by Ken Schneck, Editor
In July, Kristi Stokes sued Cuyahoga County alleging that her constitutional freedoms were being violated by the county’s law barring anti-discrimination against the LGBTQ+ community. Although no LGBTQ+ couple had approached the evangelical Christian minister from Cleveland to perform their ceremony, Stokes filed a proactive suit to protect her officiating services offered by Covenant Weddings, LLC.
In an op-ed for Cleveland.com, Stokes asserted her belief that “marriage is a sacred union between one man and one woman” but that she doesn’t “want to offend anyone.”

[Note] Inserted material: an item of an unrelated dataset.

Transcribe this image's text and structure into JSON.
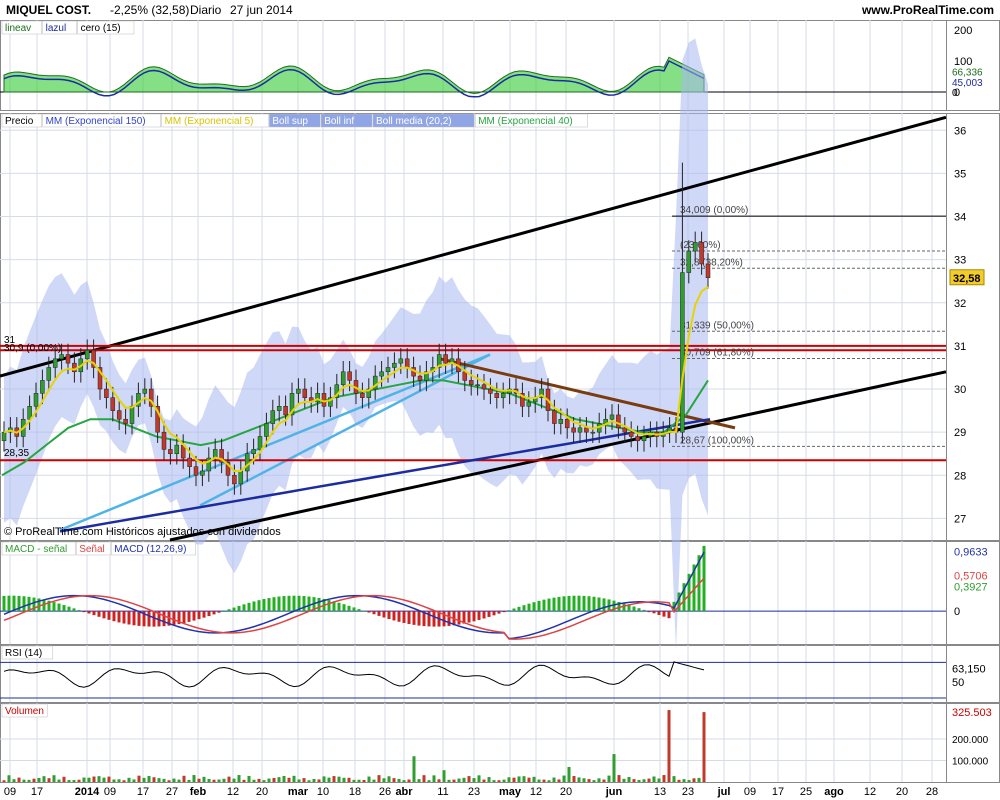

Stokes retained the services of Alliance Defending Freedom (ADF), an Arizona-based “legal advocacy and training group” founded by 30 leaders of the Christian Right and a Southern Poverty Law Center designated hate group.

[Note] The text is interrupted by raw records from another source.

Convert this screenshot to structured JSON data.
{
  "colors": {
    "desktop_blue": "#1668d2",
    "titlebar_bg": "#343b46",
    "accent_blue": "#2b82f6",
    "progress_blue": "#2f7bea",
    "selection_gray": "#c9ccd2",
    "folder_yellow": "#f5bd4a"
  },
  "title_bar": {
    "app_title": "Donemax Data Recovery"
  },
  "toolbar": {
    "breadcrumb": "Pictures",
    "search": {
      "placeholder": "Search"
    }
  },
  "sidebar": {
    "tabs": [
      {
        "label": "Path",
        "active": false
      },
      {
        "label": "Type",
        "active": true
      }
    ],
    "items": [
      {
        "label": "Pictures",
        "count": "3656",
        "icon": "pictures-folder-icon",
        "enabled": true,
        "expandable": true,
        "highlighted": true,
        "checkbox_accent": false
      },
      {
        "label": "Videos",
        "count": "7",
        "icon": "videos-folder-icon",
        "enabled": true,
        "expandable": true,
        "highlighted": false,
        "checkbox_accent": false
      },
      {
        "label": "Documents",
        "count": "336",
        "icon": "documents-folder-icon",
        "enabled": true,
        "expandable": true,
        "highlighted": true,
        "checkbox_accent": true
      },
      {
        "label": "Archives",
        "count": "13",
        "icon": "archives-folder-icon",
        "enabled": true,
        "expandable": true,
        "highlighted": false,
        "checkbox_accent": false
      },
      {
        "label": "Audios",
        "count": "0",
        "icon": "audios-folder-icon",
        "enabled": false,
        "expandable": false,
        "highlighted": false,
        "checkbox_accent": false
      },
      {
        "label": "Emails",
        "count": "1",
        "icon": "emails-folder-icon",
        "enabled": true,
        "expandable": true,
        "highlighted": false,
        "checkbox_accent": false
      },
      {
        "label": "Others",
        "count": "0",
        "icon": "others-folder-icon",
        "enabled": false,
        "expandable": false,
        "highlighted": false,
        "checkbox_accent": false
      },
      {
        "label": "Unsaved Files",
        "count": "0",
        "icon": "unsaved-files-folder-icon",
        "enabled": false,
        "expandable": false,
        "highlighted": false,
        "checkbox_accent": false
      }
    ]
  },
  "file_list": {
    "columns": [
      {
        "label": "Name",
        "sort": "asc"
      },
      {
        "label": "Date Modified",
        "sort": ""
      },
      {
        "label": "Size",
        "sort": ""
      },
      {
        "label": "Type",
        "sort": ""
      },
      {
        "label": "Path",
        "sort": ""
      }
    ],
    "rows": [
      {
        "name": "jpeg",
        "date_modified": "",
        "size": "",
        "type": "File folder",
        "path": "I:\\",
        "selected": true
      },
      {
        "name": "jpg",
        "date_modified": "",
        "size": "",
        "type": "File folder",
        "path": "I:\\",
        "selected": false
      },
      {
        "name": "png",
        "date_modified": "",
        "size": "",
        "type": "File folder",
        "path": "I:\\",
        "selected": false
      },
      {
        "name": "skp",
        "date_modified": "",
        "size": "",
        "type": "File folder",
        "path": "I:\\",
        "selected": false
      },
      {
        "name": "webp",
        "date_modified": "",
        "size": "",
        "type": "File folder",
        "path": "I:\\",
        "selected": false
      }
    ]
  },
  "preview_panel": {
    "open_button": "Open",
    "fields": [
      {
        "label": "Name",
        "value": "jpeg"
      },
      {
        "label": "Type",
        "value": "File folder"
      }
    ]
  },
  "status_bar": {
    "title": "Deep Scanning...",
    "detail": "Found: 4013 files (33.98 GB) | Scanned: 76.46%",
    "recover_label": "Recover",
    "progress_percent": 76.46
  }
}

Cuyahoga County responded to Stokes’ lawsuit by highlighting that Covenant Weddings, LLC. is not a public accommodation and that, even if it were, the anti-discrimination ordinance specifically creates exemptions for religious organizations.
Last week, the United States District Court (Northern District of Ohio Eastern Division) ruled exactly that:

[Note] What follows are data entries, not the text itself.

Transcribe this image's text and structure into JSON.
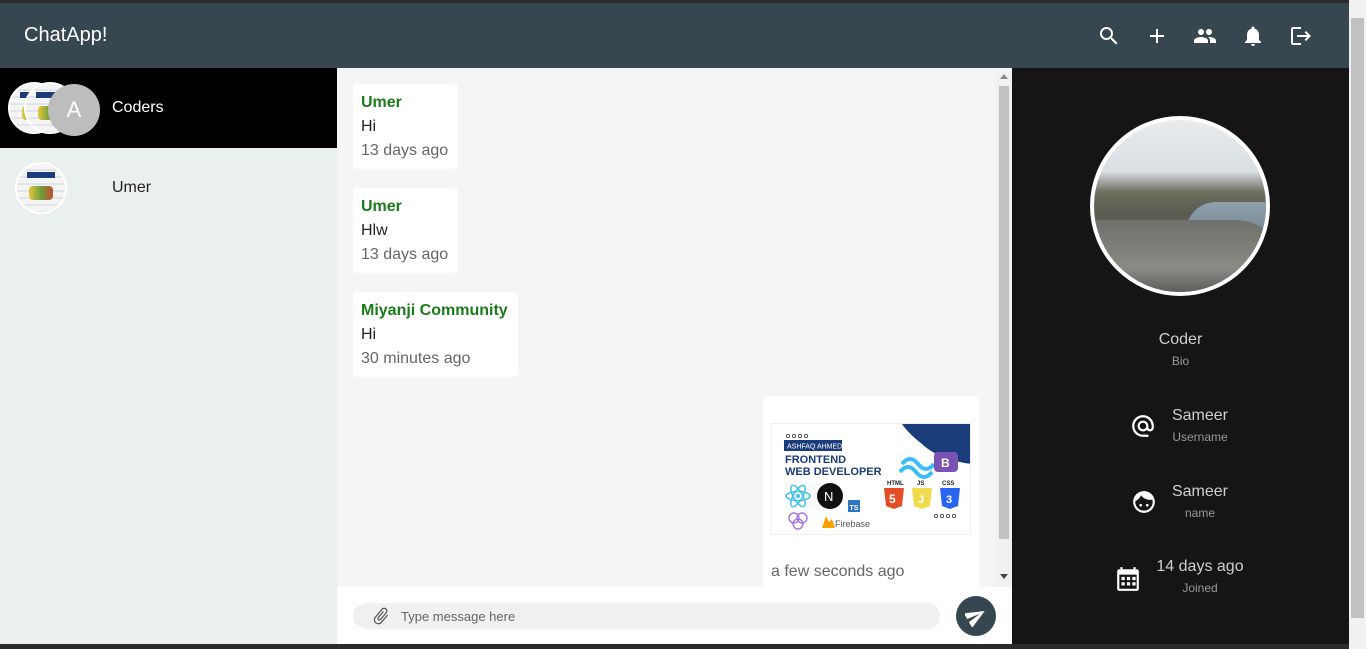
{
  "app": {
    "title": "ChatApp!"
  },
  "topbar": {
    "icons": [
      "search-icon",
      "add-icon",
      "group-icon",
      "notifications-icon",
      "logout-icon"
    ]
  },
  "sidebar": {
    "chats": [
      {
        "name": "Coders",
        "active": true,
        "avatar_letter": "A"
      },
      {
        "name": "Umer",
        "active": false
      }
    ]
  },
  "messages": [
    {
      "sender": "Umer",
      "text": "Hi",
      "time": "13 days ago"
    },
    {
      "sender": "Umer",
      "text": "Hlw",
      "time": "13 days ago"
    },
    {
      "sender": "Miyanji Community",
      "text": "Hi",
      "time": "30 minutes ago"
    }
  ],
  "image_message": {
    "time": "a few seconds ago",
    "attachment": {
      "tag": "ASHFAQ AHMED",
      "line1": "FRONTEND",
      "line2": "WEB DEVELOPER",
      "firebase": "Firebase",
      "html": "HTML",
      "js": "JS",
      "css": "CSS",
      "ts": "TS",
      "n": "N",
      "b": "B"
    }
  },
  "composer": {
    "placeholder": "Type message here"
  },
  "profile": {
    "bio_value": "Coder",
    "bio_label": "Bio",
    "username_value": "Sameer",
    "username_label": "Username",
    "name_value": "Sameer",
    "name_label": "name",
    "joined_value": "14 days ago",
    "joined_label": "Joined"
  },
  "colors": {
    "topbar": "#37474f",
    "sender": "#1b7a1b",
    "profile_bg": "#161414",
    "active_chat": "#000000"
  }
}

- Neither Kristi Stokes nor Covenant Weddings LLC currently qualify as a “place of public accommodation,”…because they do not have a physical storefront from which they provide goods or services in Cuyahoga County, Ohio.
- Even if Plaintiffs’ services could be considered a place of public accommodation, the Accommodations Clause does not mandate or force Kristi Stokes, or any other minister, to officiate or solemnize weddings against their sincerely held religious beliefs.
- Even if Plaintiffs’ services could be considered a place of public accommodation, the “Accommodations Clause” does not mandate or force Kristi Stokes or Covenant Weddings LLC to author specific prayers, homilies, vows, or other writings that are inconsistent with their sincerely held religious beliefs.
Despite the verdict agreeing with the argument put forth by Cuyahoga County that Stokes’ freedoms were not being impinged, ADF heralded the verdict as a “big win” and “an important victory.”
“You can rest assured that ADF will continue its work to ensure that the government doesn’t have the power to tell people of faith what messages and events they must promote… under any circumstance,” ADF said in a press release.
- Contact John Eklund (Senate) Stephen Hambley (House) to ask for hearings on the Ohio Fairness Act.
Ken Schneck is the Editor of The Buckeye Flame. He is the author of Seriously, What Am I Doing Here? The Adventures of a Wondering and Wandering Gay Jew (2017), LGBTQ Cleveland (2018), LGBTQ Columbus (2019), and LGBTQ Cincinnati (2020). In his spare time, he is a professor of education at Baldwin Wallace University. You can follow him on Facebook, Twitter, and Instagram.